The strategy is built around three touchstones:
Advance United States Security Interests –We will enable our vessels and aircraft to operate, consistent with international law,through, under, and over the airspace and waters of the Arctic, support lawful commerce, achieve a greater awareness of activity in the region, and intelligently evolve our Arctic infrastructure and capabilities, including ice-capable platforms as needed. U.S. security in the Arctic encompasses a broad spectrum of activities, ranging from those supporting safe commercial and scientific operations to national defense.
The first mention of oil occurs five pages in. Policies surrounding oil development are outlined mostly as a subset of the first touchstone -- "Advance US Security Interests."Pursue Responsible Arctic Region Stewardship – We will continue to protect the Arctic environment and conserve its resources; establish and institutionalize an integrated Arctic management framework; chart the Arctic region; and employ scientific research and traditional knowledge to increase understanding of the Arctic.Strengthen International Cooperation – Working through bilateral relationships and multilateral bodies, including the Arctic Council, we will pursue arrangements that advance collective interests, promote shared Arctic state prosperity, protect the Arctic environment, and enhance regional security, and we will work toward U.S. accession to the United Nations Convention on the Law of the Sea (Law of the Sea Convention).
Provide for Future United States Energy Security –The Arctic region’s energy resources factor into a core component of our national security strategy: energy security. The region holds sizable proved and potential oil and natural gas resources that will likely continue to provide valuable supplies to meet U.S. energy needs. Continuing to responsibly develop Arctic oil and gas resources aligns with the United States “all of the above” approach to developing new domestic energy sources, including renewables, expanding oil and gas production, and increasing efficiency and conservation efforts to reduce our reliance on imported oil and strengthen our nation’s energy security. Within the context of this broader energy security strategy, including our economic, environmental and climate policy objectives, we are committed to working with stakeholders, industry, and other Arctic states to explore the energy resource base, develop and implement best practices, and share experiences to enable the environmentally responsible production of oil and natural gas as well as renewable energy.Other mentions are in connection with potential oil spill issues --
Together, Arctic nations can responsibly meet new demands – including maintaining open sea lanes for global commerce and scientific research, charting and mapping, providing search-and-rescue services, and developing capabilities to prevent, contain, and respond to oil spills and accidents – by increasing knowledge and integrating Arctic management.and the benefits of US ratification of the Law of the Sea Treaty --

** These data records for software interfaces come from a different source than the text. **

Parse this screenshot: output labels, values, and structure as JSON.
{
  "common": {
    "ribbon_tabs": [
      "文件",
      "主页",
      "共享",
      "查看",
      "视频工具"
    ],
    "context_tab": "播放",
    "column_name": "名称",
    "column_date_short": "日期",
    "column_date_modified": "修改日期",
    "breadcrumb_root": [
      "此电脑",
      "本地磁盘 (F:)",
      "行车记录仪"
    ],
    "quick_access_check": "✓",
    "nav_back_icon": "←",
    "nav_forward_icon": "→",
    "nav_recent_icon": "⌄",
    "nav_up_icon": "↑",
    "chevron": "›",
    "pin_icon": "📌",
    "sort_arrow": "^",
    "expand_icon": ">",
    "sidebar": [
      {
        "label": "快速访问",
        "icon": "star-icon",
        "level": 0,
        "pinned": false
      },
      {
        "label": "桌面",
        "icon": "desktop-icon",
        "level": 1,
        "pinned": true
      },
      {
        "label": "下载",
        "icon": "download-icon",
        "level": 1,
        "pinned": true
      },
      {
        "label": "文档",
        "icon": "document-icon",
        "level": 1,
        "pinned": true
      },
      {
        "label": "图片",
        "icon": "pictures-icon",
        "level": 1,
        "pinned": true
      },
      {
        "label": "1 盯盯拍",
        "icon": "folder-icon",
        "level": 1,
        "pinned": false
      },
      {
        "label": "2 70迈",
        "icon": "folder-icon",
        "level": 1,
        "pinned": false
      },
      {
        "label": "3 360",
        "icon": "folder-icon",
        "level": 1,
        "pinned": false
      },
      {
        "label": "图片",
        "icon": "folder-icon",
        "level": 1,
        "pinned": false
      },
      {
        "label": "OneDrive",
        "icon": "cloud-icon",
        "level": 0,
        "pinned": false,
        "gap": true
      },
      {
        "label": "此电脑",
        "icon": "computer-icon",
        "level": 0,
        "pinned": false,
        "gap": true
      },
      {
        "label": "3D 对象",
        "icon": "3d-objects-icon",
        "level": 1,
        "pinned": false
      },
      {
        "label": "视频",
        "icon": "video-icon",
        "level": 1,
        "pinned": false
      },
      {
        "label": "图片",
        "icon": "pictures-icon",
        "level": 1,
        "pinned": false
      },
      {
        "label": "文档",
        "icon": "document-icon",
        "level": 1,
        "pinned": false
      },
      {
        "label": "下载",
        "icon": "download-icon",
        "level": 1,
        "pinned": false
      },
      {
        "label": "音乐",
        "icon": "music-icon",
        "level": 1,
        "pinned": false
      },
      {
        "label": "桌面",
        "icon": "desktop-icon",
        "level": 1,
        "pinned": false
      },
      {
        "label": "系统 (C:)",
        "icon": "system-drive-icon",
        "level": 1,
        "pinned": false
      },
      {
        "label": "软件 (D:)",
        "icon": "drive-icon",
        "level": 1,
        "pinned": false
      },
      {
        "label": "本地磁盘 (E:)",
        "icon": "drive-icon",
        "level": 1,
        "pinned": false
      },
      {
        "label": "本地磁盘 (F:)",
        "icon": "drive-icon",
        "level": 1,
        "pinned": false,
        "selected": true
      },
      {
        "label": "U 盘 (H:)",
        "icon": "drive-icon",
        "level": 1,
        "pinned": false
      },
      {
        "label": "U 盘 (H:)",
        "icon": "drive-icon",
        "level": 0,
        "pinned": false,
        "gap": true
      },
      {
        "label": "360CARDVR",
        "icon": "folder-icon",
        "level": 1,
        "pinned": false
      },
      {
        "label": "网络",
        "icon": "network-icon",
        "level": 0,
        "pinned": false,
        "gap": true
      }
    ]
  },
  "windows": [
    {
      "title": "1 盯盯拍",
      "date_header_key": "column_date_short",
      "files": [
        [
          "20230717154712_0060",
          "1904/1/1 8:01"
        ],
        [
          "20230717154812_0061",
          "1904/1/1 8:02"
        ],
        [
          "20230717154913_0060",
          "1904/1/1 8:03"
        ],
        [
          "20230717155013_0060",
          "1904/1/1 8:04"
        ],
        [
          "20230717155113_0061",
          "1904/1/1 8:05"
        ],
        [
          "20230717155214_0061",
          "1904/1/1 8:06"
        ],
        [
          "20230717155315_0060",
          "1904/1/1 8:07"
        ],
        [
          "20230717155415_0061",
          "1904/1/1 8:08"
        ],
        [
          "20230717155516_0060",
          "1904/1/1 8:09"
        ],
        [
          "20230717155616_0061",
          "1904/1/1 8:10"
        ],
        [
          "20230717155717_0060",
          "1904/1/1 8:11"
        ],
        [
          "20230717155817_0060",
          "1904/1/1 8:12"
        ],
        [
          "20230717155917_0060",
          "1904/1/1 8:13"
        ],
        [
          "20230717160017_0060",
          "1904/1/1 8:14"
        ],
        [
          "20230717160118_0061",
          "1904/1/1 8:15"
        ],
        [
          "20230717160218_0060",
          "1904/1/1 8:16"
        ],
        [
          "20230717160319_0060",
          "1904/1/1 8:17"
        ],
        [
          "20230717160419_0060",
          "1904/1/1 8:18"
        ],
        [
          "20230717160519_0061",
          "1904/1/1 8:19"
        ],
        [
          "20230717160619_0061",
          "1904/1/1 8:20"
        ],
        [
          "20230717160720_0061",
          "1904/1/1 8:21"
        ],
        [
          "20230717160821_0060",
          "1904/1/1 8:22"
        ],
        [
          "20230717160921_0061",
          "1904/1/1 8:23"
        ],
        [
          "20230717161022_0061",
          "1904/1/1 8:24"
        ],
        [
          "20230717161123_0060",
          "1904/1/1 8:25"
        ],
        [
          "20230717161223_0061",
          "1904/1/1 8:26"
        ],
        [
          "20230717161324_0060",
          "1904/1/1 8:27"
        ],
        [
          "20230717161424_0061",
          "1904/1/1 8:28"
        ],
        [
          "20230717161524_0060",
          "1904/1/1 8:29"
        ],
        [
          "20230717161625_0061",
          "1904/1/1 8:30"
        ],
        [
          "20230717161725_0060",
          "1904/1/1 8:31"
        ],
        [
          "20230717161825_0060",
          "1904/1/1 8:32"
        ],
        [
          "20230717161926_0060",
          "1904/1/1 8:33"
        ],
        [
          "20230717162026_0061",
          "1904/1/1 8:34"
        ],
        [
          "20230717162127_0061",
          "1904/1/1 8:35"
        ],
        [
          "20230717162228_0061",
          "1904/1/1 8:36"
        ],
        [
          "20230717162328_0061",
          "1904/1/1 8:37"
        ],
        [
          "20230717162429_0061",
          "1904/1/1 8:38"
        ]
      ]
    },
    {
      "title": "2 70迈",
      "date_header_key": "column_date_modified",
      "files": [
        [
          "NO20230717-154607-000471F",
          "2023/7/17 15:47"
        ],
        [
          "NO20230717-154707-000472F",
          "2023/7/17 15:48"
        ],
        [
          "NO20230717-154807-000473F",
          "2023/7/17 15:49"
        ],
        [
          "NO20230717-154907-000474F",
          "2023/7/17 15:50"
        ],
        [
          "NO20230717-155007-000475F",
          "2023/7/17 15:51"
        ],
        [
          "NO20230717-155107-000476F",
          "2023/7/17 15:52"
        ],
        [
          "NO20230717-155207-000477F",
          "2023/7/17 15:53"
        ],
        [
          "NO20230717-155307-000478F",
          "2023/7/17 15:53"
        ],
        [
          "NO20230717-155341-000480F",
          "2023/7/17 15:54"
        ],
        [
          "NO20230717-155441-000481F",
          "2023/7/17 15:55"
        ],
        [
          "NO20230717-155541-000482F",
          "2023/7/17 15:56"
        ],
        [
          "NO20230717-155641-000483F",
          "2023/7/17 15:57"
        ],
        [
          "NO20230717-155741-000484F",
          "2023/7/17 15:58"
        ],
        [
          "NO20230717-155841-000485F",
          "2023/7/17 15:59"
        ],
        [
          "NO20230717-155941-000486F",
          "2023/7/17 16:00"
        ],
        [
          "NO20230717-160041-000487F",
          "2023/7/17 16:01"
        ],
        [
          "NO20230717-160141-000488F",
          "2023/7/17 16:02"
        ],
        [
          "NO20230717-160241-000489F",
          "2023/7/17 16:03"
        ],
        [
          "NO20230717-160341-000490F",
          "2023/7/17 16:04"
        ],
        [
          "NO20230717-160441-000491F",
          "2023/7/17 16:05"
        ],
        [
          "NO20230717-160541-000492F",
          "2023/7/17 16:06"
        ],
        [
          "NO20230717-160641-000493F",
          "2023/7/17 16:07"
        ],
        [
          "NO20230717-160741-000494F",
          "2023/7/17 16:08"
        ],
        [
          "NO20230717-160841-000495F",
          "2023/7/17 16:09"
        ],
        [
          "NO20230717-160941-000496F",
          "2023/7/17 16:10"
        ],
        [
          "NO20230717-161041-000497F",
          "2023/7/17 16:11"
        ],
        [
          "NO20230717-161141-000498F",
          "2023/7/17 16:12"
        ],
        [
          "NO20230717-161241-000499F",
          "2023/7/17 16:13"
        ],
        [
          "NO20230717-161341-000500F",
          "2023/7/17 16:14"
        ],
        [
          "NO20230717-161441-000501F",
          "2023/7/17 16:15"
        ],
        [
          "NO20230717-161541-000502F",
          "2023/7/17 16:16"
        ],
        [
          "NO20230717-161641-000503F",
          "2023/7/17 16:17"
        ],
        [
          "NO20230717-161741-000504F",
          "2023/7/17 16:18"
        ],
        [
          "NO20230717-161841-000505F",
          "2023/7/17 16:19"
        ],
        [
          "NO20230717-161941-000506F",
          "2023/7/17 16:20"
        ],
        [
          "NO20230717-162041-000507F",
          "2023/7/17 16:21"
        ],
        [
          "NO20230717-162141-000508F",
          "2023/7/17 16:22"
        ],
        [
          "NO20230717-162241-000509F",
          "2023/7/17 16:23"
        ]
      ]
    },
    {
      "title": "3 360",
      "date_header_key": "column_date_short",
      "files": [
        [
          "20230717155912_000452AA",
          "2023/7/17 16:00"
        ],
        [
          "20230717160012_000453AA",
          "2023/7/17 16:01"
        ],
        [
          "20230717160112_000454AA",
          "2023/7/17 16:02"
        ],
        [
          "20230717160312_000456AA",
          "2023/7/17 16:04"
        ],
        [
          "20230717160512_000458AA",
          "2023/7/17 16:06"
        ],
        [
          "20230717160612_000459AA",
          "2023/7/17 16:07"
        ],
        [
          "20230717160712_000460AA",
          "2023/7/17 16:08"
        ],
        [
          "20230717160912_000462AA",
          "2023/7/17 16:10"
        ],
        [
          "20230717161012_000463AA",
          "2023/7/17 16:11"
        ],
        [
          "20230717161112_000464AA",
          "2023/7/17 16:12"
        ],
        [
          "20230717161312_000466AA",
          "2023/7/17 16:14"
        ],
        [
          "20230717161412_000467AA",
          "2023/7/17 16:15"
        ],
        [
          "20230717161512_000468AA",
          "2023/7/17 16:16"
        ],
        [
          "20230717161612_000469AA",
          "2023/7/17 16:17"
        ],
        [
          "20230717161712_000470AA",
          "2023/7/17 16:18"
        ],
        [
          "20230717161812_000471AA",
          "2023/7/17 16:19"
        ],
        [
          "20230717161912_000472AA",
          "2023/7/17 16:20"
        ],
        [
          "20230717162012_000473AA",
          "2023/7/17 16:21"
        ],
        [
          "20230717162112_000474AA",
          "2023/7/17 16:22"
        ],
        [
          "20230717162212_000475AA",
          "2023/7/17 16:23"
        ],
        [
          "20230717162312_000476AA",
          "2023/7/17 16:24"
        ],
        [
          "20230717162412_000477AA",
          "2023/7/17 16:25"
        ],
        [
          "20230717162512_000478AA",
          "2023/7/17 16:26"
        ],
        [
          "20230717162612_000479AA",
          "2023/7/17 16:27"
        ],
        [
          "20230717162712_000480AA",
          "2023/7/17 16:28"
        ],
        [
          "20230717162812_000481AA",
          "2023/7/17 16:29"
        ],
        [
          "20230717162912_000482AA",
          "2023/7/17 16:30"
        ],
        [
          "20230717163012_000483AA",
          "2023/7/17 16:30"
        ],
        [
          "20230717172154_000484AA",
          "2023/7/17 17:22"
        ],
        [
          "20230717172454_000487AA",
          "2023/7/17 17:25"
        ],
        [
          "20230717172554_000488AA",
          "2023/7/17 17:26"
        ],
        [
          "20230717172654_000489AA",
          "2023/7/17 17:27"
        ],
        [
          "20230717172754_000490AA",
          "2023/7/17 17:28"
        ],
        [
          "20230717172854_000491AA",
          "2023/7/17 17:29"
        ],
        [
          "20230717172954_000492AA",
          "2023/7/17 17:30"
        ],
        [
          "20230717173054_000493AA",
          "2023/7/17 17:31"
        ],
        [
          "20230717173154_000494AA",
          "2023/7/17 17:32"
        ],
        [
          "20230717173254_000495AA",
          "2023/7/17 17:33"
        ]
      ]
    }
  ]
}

The United States is the only Arctic state that is not party to the Convention. Only by joining the Convention can we maximize legal certainty and best secure international recognition of our sovereign rights with respect to the U.S. extended continental shelf in the Arctic and elsewhere, which may hold vast oil, gas, and other resources."